# [Your instructions]
Look for the word "très" in the entries and copy each line where it appears.

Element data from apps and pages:

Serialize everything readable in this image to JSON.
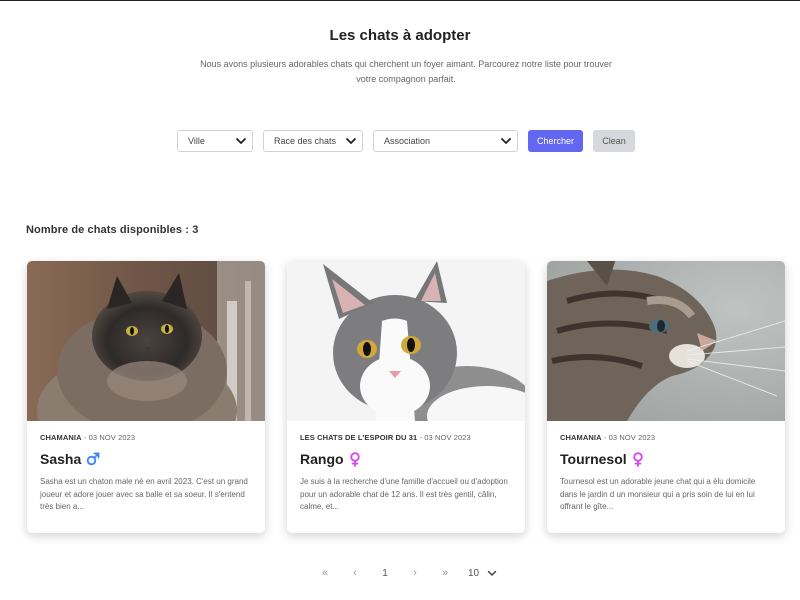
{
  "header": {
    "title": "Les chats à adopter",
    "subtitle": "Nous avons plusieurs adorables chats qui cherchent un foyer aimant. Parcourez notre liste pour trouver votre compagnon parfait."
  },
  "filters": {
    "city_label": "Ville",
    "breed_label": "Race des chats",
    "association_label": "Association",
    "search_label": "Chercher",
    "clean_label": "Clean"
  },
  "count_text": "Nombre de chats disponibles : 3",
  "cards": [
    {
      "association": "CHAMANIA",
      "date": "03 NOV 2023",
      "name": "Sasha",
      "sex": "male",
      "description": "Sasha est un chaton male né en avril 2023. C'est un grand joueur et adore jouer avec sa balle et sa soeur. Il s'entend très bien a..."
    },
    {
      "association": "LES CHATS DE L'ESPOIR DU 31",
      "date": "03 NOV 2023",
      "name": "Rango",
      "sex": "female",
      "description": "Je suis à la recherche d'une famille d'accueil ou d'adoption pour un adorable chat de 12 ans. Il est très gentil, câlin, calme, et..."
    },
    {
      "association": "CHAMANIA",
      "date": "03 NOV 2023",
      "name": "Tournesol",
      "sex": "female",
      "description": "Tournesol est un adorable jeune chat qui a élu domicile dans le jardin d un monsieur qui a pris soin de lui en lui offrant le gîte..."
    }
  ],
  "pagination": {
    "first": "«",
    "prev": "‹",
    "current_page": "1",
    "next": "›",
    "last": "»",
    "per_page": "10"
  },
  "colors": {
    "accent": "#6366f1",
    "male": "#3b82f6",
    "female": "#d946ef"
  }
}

# [Answer space]
      "description": "Sasha est un chaton male né en avril 2023. C'est un grand joueur et adore jouer avec sa balle et sa soeur. Il s'entend très bien a..."
      "description": "Je suis à la recherche d'une famille d'accueil ou d'adoption pour un adorable chat de 12 ans. Il est très gentil, câlin, calme, et..."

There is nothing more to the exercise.